Action item:
Within the lines below, find those that hold the string "title" and copy each one.

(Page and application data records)
###

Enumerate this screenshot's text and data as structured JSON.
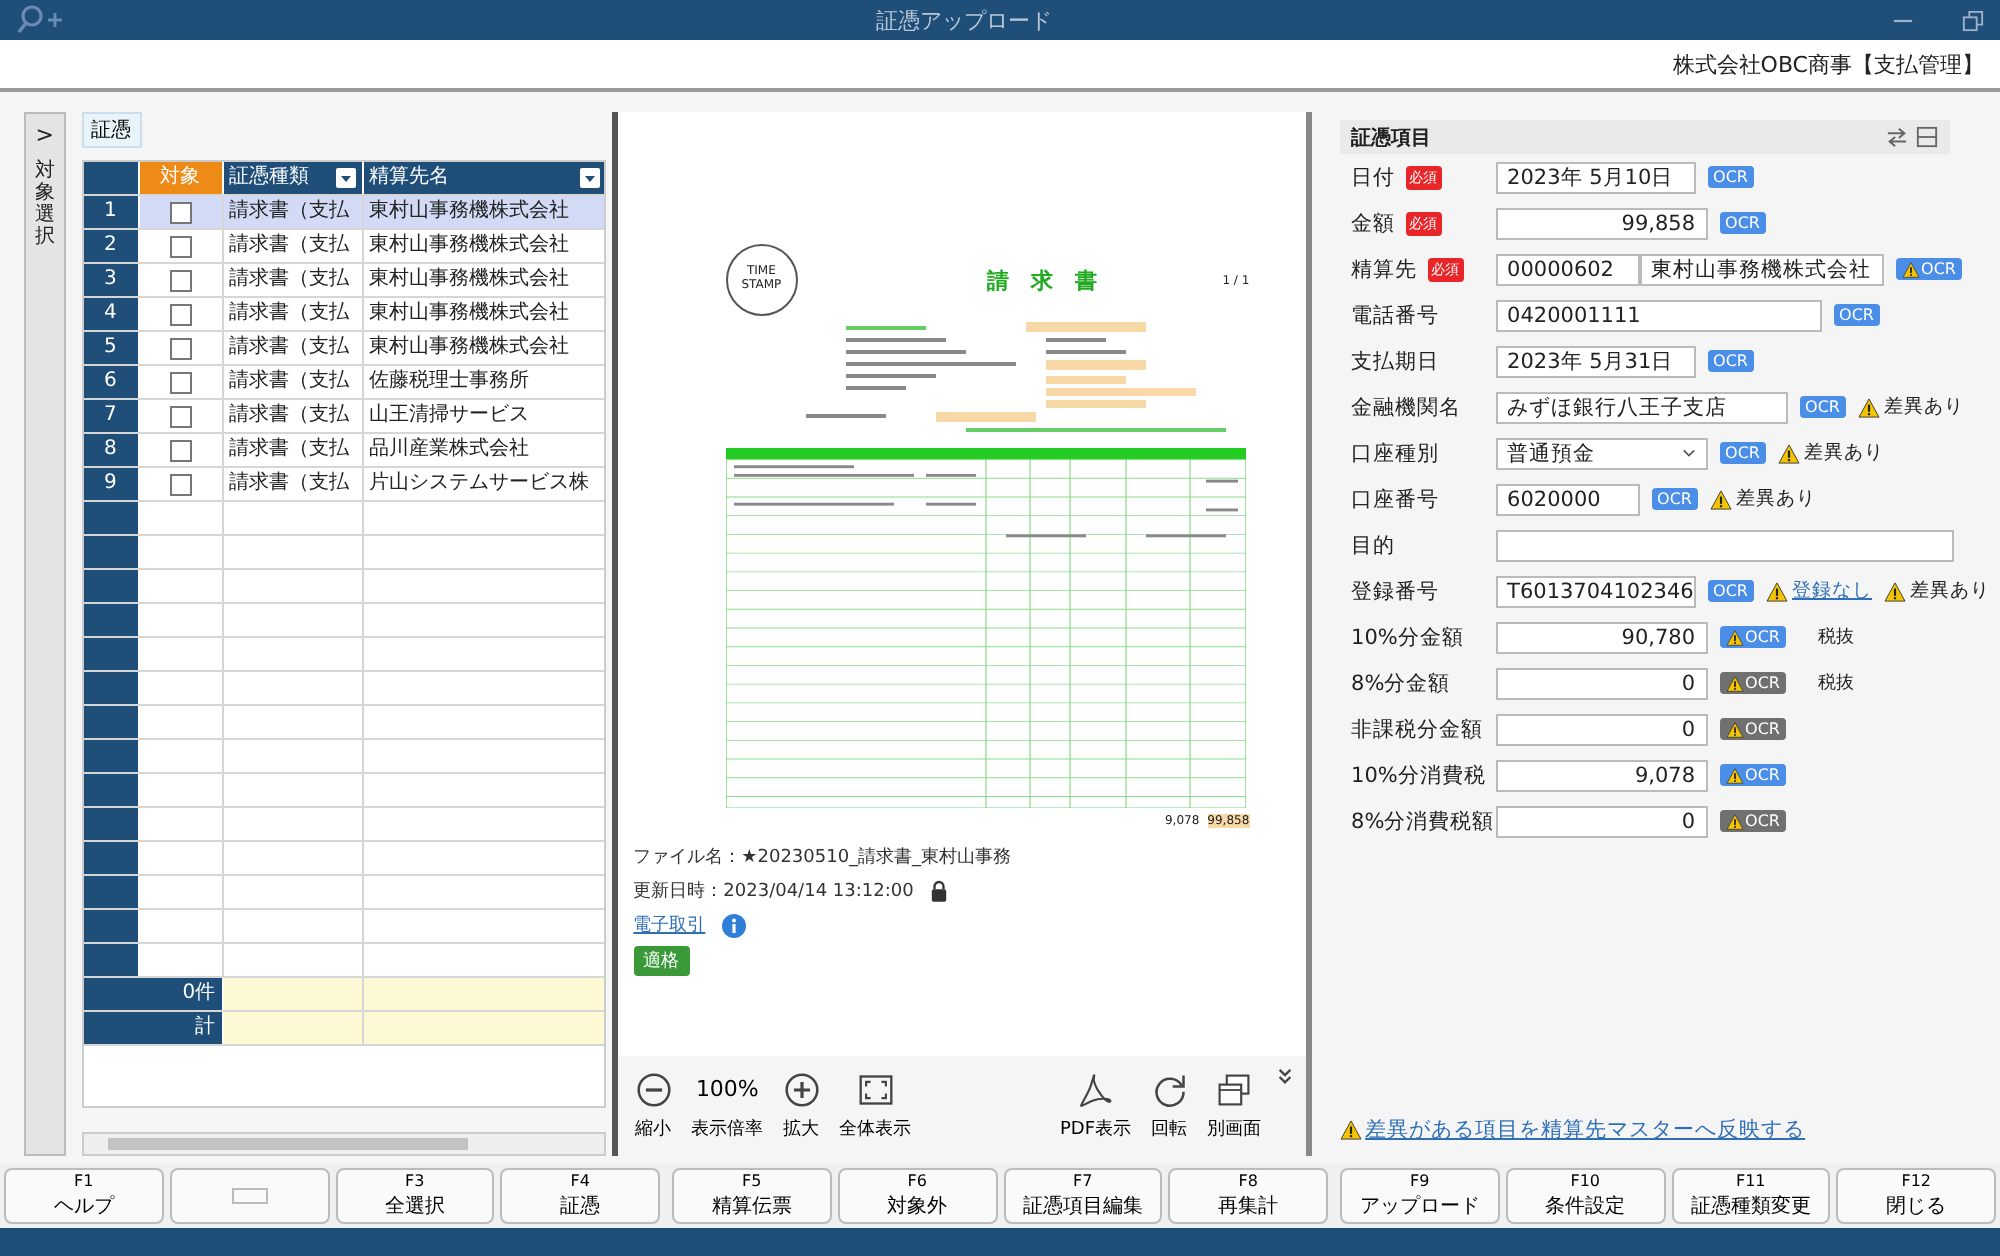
{
  "window": {
    "title": "証憑アップロード"
  },
  "header": {
    "company": "株式会社OBC商事【支払管理】"
  },
  "side_tab": {
    "arrow": ">",
    "label": "対象選択"
  },
  "left": {
    "tab": "証憑",
    "columns": [
      {
        "label": "対象",
        "kind": "check"
      },
      {
        "label": "証憑種類",
        "kind": "filter"
      },
      {
        "label": "精算先名",
        "kind": "filter"
      }
    ],
    "rows": [
      {
        "no": "1",
        "checked": false,
        "type": "請求書（支払",
        "name": "東村山事務機株式会社",
        "selected": true
      },
      {
        "no": "2",
        "checked": false,
        "type": "請求書（支払",
        "name": "東村山事務機株式会社",
        "selected": false
      },
      {
        "no": "3",
        "checked": false,
        "type": "請求書（支払",
        "name": "東村山事務機株式会社",
        "selected": false
      },
      {
        "no": "4",
        "checked": false,
        "type": "請求書（支払",
        "name": "東村山事務機株式会社",
        "selected": false
      },
      {
        "no": "5",
        "checked": false,
        "type": "請求書（支払",
        "name": "東村山事務機株式会社",
        "selected": false
      },
      {
        "no": "6",
        "checked": false,
        "type": "請求書（支払",
        "name": "佐藤税理士事務所",
        "selected": false
      },
      {
        "no": "7",
        "checked": false,
        "type": "請求書（支払",
        "name": "山王清掃サービス",
        "selected": false
      },
      {
        "no": "8",
        "checked": false,
        "type": "請求書（支払",
        "name": "品川産業株式会社",
        "selected": false
      },
      {
        "no": "9",
        "checked": false,
        "type": "請求書（支払",
        "name": "片山システムサービス株",
        "selected": false
      }
    ],
    "count": "0件",
    "total": "計"
  },
  "preview": {
    "document": {
      "stamp": "TIME STAMP",
      "title": "請　求　書",
      "page": "1 / 1",
      "tax_total": "9,078",
      "grand_total": "99,858"
    },
    "file_name": "ファイル名：★20230510_請求書_東村山事務",
    "updated": "更新日時：2023/04/14 13:12:00",
    "link": "電子取引",
    "badge": "適格",
    "tools": [
      {
        "kind": "zoom-out",
        "label": "縮小"
      },
      {
        "kind": "percent",
        "value": "100%",
        "label": "表示倍率"
      },
      {
        "kind": "zoom-in",
        "label": "拡大"
      },
      {
        "kind": "fit",
        "label": "全体表示"
      },
      {
        "kind": "spacer"
      },
      {
        "kind": "pdf",
        "label": "PDF表示"
      },
      {
        "kind": "rotate",
        "label": "回転"
      },
      {
        "kind": "window",
        "label": "別画面"
      }
    ]
  },
  "form": {
    "title": "証憑項目",
    "fields": [
      {
        "label": "日付",
        "required_badge": "必須",
        "inputs": [
          {
            "value": "2023年  5月10日",
            "kind": "date"
          }
        ],
        "ocr": {
          "label": "OCR",
          "active": true,
          "warning": false
        }
      },
      {
        "label": "金額",
        "required_badge": "必須",
        "inputs": [
          {
            "value": "99,858",
            "kind": "amount"
          }
        ],
        "ocr": {
          "label": "OCR",
          "active": true,
          "warning": false
        }
      },
      {
        "label": "精算先",
        "required_badge": "必須",
        "inputs": [
          {
            "value": "00000602",
            "kind": "code"
          },
          {
            "value": "東村山事務機株式会社",
            "kind": "name"
          }
        ],
        "ocr": {
          "label": "OCR",
          "active": true,
          "warning": true
        }
      },
      {
        "label": "電話番号",
        "inputs": [
          {
            "value": "0420001111",
            "kind": "phone"
          }
        ],
        "ocr": {
          "label": "OCR",
          "active": true,
          "warning": false
        }
      },
      {
        "label": "支払期日",
        "inputs": [
          {
            "value": "2023年  5月31日",
            "kind": "date"
          }
        ],
        "ocr": {
          "label": "OCR",
          "active": true,
          "warning": false
        }
      },
      {
        "label": "金融機関名",
        "inputs": [
          {
            "value": "みずほ銀行八王子支店",
            "kind": "bank"
          }
        ],
        "ocr": {
          "label": "OCR",
          "active": true,
          "warning": false
        },
        "notes": [
          {
            "kind": "warning",
            "text": "差異あり"
          }
        ]
      },
      {
        "label": "口座種別",
        "inputs": [
          {
            "value": "普通預金",
            "kind": "select"
          }
        ],
        "ocr": {
          "label": "OCR",
          "active": true,
          "warning": false
        },
        "notes": [
          {
            "kind": "warning",
            "text": "差異あり"
          }
        ]
      },
      {
        "label": "口座番号",
        "inputs": [
          {
            "value": "6020000",
            "kind": "account"
          }
        ],
        "ocr": {
          "label": "OCR",
          "active": true,
          "warning": false
        },
        "notes": [
          {
            "kind": "warning",
            "text": "差異あり"
          }
        ]
      },
      {
        "label": "目的",
        "inputs": [
          {
            "kind": "full"
          }
        ]
      },
      {
        "label": "登録番号",
        "inputs": [
          {
            "value": "T6013704102346",
            "kind": "date"
          }
        ],
        "ocr": {
          "label": "OCR",
          "active": true,
          "warning": false
        },
        "notes": [
          {
            "kind": "link",
            "text": "登録なし"
          },
          {
            "kind": "warning",
            "text": "差異あり"
          }
        ]
      },
      {
        "label": "10%分金額",
        "inputs": [
          {
            "value": "90,780",
            "kind": "amount"
          }
        ],
        "ocr": {
          "label": "OCR",
          "active": true,
          "warning": true
        },
        "notes": [
          {
            "kind": "text",
            "text": "税抜"
          }
        ]
      },
      {
        "label": "8%分金額",
        "inputs": [
          {
            "value": "0",
            "kind": "amount"
          }
        ],
        "ocr": {
          "label": "OCR",
          "active": false,
          "warning": true
        },
        "notes": [
          {
            "kind": "text",
            "text": "税抜"
          }
        ]
      },
      {
        "label": "非課税分金額",
        "inputs": [
          {
            "value": "0",
            "kind": "amount"
          }
        ],
        "ocr": {
          "label": "OCR",
          "active": false,
          "warning": true
        }
      },
      {
        "label": "10%分消費税",
        "inputs": [
          {
            "value": "9,078",
            "kind": "amount"
          }
        ],
        "ocr": {
          "label": "OCR",
          "active": true,
          "warning": true
        }
      },
      {
        "label": "8%分消費税額",
        "inputs": [
          {
            "value": "0",
            "kind": "amount"
          }
        ],
        "ocr": {
          "label": "OCR",
          "active": false,
          "warning": true
        }
      }
    ],
    "reflect_link": "差異がある項目を精算先マスターへ反映する"
  },
  "function_key_groups": [
    [
      {
        "key": "F1",
        "label": "ヘルプ"
      },
      {
        "kind": "blank"
      },
      {
        "key": "F3",
        "label": "全選択"
      },
      {
        "key": "F4",
        "label": "証憑"
      }
    ],
    [
      {
        "key": "F5",
        "label": "精算伝票"
      },
      {
        "key": "F6",
        "label": "対象外"
      },
      {
        "key": "F7",
        "label": "証憑項目編集"
      },
      {
        "key": "F8",
        "label": "再集計"
      }
    ],
    [
      {
        "key": "F9",
        "label": "アップロード"
      },
      {
        "key": "F10",
        "label": "条件設定"
      },
      {
        "key": "F11",
        "label": "証憑種類変更"
      },
      {
        "key": "F12",
        "label": "閉じる"
      }
    ]
  ]
}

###

Response to the exercise:
    "title": "証憑アップロード"
      "title": "請　求　書",
    "title": "証憑項目",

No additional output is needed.